So, I’m deep into planning and writing for my first CS game. Obviously, there comes a time where you must decide just how to go about planning before you dive in—and I’m not talking “full outline” here, but at very least a bullet-point outline, or even some of the prose, before trying to do it all in the language itself.
Obviously, almost anything would work. Pen and paper. Chalk on the street. MS Word. Scrivener. Smoke signals recorded by a specially-trained dolphin. But I’m looking for the most economical and useful.
So far, this is what I’ve come up with:
Planning the actual flow, graphically, with Scapple. Scapple is a program that’s like a free-form mind mapper. Unlike mind mapping programs, it doesn’t lock your ideas into its own grid of bubbles, but you can place ideas with or without arrows, with or without relations, anywhere on an infinitely expanding canvas. You can get it for $15 for Windows or Mac.
Writing the copy, and/or prototyping the idea, via Bear. Bear is a sort of note app, but the important part isn’t the “note” part…text is text as it were, and Notepad would work for that. No, what is interesting about Bear (and I wish my favorite program, Ulysses, had this) is inter-note links like a little wiki. I think Bear is Mac/iOS only, but I’m sure something similar, even something like Zim Personal Wiki would work.
This lets me type out scenes with actual clickable links from one to the next, a viable way to look at the work sans variables and other gameplay elements. If I click those links, I end up at that “scene” and can continue typing away, and make more choices for further scenes. Obviously, no variables, stats, etc. can be used, but certainly the basic CYOA flow can be mapped out very quickly this way.

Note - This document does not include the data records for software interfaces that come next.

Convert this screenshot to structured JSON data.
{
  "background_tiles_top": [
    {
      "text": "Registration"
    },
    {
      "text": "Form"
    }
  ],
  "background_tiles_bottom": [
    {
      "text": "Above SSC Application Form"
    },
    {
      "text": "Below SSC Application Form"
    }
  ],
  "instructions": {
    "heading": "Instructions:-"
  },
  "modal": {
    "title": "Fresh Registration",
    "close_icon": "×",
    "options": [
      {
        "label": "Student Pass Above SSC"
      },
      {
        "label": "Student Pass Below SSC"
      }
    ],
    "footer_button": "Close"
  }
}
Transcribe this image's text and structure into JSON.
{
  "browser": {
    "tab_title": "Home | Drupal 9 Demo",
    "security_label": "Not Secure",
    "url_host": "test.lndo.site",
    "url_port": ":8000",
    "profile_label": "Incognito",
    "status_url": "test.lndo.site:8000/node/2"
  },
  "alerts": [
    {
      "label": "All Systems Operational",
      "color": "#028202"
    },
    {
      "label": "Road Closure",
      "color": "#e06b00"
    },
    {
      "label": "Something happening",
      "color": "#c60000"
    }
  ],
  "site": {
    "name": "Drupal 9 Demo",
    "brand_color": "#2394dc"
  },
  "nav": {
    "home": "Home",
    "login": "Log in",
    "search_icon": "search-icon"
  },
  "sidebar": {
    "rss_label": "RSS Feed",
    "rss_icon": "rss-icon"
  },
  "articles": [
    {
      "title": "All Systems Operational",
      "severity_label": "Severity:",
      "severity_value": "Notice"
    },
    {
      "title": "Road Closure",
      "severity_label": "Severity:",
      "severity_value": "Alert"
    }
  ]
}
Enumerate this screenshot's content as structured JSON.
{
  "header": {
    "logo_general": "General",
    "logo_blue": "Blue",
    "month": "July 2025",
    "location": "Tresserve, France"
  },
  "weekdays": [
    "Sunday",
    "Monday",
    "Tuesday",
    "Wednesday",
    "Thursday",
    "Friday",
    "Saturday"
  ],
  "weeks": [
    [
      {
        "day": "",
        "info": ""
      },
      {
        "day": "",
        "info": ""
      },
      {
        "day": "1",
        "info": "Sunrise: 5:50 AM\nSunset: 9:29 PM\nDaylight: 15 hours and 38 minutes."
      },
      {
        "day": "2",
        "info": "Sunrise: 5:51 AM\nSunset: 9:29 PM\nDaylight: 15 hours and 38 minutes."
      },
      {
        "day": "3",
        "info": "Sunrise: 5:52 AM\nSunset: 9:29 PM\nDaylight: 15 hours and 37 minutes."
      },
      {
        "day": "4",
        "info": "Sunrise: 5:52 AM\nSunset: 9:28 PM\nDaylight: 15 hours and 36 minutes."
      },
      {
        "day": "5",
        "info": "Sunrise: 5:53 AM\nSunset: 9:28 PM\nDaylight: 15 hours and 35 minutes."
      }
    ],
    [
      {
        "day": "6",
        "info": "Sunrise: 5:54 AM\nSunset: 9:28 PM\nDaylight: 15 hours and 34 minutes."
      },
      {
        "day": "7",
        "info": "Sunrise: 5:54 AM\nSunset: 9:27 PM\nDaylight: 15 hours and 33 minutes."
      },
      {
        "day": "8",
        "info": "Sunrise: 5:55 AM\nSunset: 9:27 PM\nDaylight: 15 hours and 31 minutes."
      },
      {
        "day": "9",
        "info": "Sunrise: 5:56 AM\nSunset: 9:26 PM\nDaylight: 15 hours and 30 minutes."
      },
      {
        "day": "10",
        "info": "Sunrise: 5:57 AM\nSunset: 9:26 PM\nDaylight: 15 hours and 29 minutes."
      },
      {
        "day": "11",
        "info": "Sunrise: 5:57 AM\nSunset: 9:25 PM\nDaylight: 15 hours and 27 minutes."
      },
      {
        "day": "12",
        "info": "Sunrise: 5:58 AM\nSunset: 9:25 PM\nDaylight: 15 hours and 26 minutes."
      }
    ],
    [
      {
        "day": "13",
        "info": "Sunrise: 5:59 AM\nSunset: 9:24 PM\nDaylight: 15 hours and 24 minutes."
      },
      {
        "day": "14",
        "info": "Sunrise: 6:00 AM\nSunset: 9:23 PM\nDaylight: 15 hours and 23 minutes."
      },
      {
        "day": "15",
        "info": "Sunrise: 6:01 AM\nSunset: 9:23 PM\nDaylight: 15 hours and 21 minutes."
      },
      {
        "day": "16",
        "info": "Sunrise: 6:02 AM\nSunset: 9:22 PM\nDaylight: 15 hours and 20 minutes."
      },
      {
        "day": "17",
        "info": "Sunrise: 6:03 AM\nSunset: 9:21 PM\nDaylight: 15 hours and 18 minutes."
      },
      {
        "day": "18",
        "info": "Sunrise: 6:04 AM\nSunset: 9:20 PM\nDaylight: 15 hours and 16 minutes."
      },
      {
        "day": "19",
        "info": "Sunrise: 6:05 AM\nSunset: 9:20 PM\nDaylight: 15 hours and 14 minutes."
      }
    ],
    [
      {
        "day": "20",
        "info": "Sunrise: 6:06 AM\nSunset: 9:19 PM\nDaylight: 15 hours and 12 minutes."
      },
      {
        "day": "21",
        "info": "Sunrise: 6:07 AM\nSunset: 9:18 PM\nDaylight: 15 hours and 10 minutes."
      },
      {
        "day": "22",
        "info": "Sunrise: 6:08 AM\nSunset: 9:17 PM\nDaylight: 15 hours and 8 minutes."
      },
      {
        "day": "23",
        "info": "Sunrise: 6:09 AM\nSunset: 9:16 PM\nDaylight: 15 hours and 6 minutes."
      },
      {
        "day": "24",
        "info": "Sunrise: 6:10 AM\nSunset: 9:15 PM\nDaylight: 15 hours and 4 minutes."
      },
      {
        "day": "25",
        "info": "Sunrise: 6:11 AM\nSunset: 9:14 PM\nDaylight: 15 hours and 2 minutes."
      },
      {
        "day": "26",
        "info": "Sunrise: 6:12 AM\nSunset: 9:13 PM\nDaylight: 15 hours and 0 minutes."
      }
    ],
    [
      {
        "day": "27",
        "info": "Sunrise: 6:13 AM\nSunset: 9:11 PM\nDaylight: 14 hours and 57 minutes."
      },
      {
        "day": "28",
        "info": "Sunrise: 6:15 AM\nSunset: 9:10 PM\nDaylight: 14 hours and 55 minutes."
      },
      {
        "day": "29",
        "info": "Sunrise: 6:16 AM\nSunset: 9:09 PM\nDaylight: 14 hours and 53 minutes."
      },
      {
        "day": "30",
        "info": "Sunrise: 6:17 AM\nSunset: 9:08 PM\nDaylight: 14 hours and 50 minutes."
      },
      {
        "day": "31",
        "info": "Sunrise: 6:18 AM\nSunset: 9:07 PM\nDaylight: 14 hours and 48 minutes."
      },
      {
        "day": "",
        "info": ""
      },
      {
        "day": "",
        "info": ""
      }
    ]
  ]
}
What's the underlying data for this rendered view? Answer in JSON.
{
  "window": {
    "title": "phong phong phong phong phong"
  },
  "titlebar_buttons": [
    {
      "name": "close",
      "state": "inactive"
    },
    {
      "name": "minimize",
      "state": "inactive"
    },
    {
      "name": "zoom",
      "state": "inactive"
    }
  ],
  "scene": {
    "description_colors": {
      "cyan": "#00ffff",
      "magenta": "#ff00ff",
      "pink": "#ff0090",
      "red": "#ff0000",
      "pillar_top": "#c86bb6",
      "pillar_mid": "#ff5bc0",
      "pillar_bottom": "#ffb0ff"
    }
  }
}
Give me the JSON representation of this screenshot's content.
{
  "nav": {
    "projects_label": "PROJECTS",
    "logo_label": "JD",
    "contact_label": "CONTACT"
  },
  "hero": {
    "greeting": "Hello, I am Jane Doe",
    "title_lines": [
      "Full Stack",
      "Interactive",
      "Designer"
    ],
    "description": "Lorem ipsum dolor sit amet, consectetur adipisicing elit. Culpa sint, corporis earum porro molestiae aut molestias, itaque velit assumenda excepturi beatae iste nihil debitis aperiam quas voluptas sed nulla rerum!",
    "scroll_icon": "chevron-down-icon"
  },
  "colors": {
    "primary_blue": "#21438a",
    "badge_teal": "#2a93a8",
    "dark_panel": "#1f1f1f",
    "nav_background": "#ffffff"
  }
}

So now, I want to know what others do to plan, outline, or prototype their games. It might be that the programs I found are the best for it, or not the best. It may be that having two types of programs is overkill, and I end up sticking with Bear only or Scapple only. I haven’t tried this workflow enough to know just yet. So I wonder if anyone with a good grasp of this could give me ideas that worked for them, what they used to plan out their own stuff. Obviously, ChoiceScript is a bit harder to plan than straight prose, what with variables and stats and all, so maybe there are no one-size-fits-all magic bullets out there, but let me hear your ideas, and hope this thread becomes a place where people googling this same topic can stumble over and get answers themselves.